Jeff Diercks'  Instablog

Jeff Diercks
Send Message
Jeff Diercks, is an investapreneur and recovering CPA. He actively trades his own money and manages the assets of a select group of clients at InTrust Advisors, a Tampa, Florida based wealth management firm focused on trend following and price momentum strategies utilizing ETF securities. Mr.... More
My company:
InTrust Advisors
My blog:
InTrust Advisors
My book:
www.Stock-Signal.com
  • How Exposed Are You? A Brief Lesson In Exposure! 0 comments
    Apr 24, 2013 3:04 PM

    Exposure in investing is not the type of exposure that Lindsey Lohan, Paris Hilton or Kim Kardashian might seek out. Although to us in the investment field it is just as exciting or maybe more so than the everyday over-the-top antics of this group and others like them!

    (click to enlarge)

    My definition of market exposure in financial terms is the proportion of money invested and subject to market risk.

    In general there are two basics types of exposure: Gross and Net.

    Now here is where the confusion starts for many and it is what I hope to clear up today!

    Gross exposure is defined as the total investment dollars invested as a percentage of your total portfolio in dollars. Yes, this could be total investment Yen invested as a percentage of total portfolio dollars in Yen? It can apply to any currency.

    So let's do a few basic examples"

    Example 1

    You have a portfolio valued at $100,000 (U.S.) and you invest $80,000 in 4 ETFs.

    So $80,000 divided $100,000 equals 80%. So your market exposure is 80% gross long.

    Example 2

    You again have a portfolio valued at $100,000 (U.S.) and you invest using margin in equities with value of $120,000 (U.S.).

    So $120,000 divided $100,000 equals 120%. So your market exposure is 120% gross long in this case.

    Now that is gross exposure. There is also net exposure.

    My definition of net exposure is that it is gross long exposure minus gross short exposure.

    So again here are few examples:

    Example 3

    You have a portfolio that is valued at $100,000 (U.S.) and you invest 75% in a long portfolio of ETFs and you invest 25% in an inverse ETF.

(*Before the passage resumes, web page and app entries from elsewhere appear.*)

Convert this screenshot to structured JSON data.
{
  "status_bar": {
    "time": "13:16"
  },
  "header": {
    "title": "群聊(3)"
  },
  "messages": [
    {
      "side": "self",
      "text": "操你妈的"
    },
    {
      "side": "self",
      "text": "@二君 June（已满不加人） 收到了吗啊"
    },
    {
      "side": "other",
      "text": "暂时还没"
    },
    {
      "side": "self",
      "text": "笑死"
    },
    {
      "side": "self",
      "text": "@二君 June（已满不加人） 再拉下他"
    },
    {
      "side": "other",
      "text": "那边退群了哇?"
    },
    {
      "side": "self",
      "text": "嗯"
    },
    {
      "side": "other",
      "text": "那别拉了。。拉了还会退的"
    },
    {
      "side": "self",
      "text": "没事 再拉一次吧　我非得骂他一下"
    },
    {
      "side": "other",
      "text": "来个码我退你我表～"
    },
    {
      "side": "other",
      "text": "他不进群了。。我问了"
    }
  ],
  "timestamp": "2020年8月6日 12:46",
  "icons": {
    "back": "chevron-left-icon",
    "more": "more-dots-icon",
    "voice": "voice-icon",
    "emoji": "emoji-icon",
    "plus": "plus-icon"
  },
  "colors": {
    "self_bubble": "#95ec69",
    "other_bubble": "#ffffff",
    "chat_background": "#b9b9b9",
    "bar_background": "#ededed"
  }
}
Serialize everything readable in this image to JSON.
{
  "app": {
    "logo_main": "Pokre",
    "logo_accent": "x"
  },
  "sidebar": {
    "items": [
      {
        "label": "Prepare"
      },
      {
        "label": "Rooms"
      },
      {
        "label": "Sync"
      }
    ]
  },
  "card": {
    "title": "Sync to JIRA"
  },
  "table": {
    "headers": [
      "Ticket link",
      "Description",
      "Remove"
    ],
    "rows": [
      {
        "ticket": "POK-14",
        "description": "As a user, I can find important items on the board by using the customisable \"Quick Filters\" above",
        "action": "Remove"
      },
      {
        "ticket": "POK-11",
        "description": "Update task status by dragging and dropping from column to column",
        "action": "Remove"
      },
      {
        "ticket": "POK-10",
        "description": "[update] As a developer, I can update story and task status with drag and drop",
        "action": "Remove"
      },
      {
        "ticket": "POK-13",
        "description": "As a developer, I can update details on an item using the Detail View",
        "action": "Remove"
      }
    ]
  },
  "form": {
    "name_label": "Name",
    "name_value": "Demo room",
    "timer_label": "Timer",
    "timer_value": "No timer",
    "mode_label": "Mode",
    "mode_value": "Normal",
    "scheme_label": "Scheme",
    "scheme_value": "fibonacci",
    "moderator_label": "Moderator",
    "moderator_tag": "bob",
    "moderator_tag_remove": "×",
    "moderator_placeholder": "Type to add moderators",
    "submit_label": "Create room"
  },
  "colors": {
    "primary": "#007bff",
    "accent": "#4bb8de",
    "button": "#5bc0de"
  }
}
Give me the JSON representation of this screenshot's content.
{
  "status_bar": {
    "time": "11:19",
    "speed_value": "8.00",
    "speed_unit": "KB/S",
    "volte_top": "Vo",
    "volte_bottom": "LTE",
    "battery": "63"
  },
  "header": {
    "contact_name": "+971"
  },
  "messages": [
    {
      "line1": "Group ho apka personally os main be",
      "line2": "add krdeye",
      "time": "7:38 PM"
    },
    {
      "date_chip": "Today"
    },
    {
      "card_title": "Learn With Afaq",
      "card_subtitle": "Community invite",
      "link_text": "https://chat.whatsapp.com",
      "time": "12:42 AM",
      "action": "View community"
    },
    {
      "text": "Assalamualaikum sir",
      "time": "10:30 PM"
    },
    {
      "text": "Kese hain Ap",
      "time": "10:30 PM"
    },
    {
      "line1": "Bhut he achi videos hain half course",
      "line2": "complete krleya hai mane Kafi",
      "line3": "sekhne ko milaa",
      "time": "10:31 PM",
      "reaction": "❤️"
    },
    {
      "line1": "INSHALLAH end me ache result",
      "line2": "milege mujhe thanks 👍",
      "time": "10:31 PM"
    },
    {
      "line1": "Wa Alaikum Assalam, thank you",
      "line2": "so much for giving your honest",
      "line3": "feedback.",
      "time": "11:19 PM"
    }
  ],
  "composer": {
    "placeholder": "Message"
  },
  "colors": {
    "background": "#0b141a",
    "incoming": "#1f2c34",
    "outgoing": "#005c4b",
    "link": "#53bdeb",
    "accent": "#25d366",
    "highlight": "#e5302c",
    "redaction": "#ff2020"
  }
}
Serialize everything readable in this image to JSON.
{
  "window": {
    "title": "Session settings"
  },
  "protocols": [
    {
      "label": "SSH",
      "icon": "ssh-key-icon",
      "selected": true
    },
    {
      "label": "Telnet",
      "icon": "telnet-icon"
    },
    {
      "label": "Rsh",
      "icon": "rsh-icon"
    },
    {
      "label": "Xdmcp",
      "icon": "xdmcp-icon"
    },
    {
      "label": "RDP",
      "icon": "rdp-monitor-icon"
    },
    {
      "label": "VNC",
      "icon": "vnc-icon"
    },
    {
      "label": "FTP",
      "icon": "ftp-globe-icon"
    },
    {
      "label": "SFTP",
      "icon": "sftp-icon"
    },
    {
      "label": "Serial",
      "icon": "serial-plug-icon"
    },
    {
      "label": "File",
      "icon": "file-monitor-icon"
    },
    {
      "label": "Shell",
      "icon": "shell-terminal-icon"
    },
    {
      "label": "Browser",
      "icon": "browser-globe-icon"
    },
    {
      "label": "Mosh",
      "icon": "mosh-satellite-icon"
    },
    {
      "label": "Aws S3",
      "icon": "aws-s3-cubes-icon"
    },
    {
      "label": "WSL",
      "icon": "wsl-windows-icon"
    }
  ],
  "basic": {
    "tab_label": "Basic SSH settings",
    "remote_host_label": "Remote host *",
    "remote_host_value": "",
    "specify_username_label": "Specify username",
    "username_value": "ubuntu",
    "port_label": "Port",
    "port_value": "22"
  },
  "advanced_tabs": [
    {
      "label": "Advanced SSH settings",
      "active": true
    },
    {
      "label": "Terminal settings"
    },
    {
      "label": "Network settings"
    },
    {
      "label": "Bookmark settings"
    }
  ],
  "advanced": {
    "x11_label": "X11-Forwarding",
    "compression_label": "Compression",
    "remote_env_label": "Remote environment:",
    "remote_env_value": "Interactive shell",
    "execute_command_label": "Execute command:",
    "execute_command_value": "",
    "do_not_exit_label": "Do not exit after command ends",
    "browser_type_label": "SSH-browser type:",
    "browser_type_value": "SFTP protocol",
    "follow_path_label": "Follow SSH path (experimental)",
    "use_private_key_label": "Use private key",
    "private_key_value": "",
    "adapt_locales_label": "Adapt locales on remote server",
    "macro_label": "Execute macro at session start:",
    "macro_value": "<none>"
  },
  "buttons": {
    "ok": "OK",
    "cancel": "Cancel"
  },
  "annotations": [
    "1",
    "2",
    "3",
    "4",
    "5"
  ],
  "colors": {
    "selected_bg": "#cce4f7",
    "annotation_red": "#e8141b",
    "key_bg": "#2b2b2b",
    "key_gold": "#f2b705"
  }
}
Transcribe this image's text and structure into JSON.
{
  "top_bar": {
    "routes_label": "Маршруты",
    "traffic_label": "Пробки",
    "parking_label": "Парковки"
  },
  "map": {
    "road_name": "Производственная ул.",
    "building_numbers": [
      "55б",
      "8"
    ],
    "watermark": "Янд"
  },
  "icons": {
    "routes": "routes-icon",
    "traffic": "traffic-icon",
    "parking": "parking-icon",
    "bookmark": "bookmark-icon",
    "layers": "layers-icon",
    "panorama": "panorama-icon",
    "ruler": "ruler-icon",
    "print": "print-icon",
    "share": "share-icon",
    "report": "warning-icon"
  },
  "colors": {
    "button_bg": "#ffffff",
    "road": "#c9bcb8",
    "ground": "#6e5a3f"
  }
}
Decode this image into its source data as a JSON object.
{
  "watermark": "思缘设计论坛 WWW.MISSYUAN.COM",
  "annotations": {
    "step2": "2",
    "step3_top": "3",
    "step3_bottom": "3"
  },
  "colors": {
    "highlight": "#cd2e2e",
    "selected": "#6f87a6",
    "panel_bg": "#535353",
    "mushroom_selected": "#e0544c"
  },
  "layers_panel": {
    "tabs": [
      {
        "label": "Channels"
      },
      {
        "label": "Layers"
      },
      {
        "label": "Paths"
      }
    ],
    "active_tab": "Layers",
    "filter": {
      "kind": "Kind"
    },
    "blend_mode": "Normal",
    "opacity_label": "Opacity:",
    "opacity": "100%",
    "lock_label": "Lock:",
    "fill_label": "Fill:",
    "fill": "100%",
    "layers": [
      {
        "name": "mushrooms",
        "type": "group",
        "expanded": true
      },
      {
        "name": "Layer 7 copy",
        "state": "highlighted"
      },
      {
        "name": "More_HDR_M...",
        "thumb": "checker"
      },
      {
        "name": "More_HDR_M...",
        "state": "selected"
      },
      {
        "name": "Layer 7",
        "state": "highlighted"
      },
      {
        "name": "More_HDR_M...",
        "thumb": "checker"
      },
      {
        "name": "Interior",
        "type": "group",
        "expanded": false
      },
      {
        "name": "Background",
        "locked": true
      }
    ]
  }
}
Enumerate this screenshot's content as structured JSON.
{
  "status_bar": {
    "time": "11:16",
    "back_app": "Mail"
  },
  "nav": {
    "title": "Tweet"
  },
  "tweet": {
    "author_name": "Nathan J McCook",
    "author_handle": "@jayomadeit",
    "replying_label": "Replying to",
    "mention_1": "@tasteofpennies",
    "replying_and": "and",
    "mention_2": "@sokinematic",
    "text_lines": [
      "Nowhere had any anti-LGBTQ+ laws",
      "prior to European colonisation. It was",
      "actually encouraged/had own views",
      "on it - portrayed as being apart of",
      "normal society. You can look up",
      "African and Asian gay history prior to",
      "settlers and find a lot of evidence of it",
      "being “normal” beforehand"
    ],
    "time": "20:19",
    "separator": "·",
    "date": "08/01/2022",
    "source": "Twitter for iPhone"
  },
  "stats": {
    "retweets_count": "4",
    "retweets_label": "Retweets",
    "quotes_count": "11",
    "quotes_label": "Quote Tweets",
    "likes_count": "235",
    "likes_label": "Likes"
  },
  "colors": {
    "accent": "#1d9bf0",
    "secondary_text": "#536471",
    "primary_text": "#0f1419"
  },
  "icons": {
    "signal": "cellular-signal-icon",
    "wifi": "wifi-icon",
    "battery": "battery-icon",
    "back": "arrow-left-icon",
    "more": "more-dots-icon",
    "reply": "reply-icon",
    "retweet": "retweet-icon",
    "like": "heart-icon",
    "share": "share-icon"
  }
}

    So you have $75,000 gross long and $25,000 gross short, your net exposure is $50,000 or 50% ($50,000 / $100,000).

    Your gross exposure is $100,000 or 100%.

    Confused…let's try another one.

    Example 4

    You have a portfolio that is valued at $100,000 (U.S.) and you invest 120% in a long portfolio of ETFs and you invest 30% in short portfolio of stocks.

    So you have $120,000 gross long and $30,000 gross short, your net exposure is $90,000 or 90% ($90,000 / $100,000).

    Your gross exposure is $150,000 or 150%.

    So there you have it. The next time we tell you that our equal weight sample portfolio is 100% invested on a gross basis all the time, but is currently on 50% invested on a net basis. You will know exactly what we mean.

    By the way, example 3 is our current exposure in the equal weight portfolio. As I write this markets are off big and I am thankful to only have net exposure of 50%, 37% on a beta basis (more on that later).

Back To Jeff Diercks' Instablog HomePage »

Instablogs are blogs which are instantly set up and networked within the Seeking Alpha community. Instablog posts are not selected, edited or screened by Seeking Alpha editors, in contrast to contributors' articles.

Comments (0)
Track new comments
Be the first to comment
Full index of posts »
Latest Followers

StockTalks

More »

Latest Comments


Instablogs are Seeking Alpha's free blogging platform customized for finance, with instant set up and exposure to millions of readers interested in the financial markets. Publish your own instablog in minutes.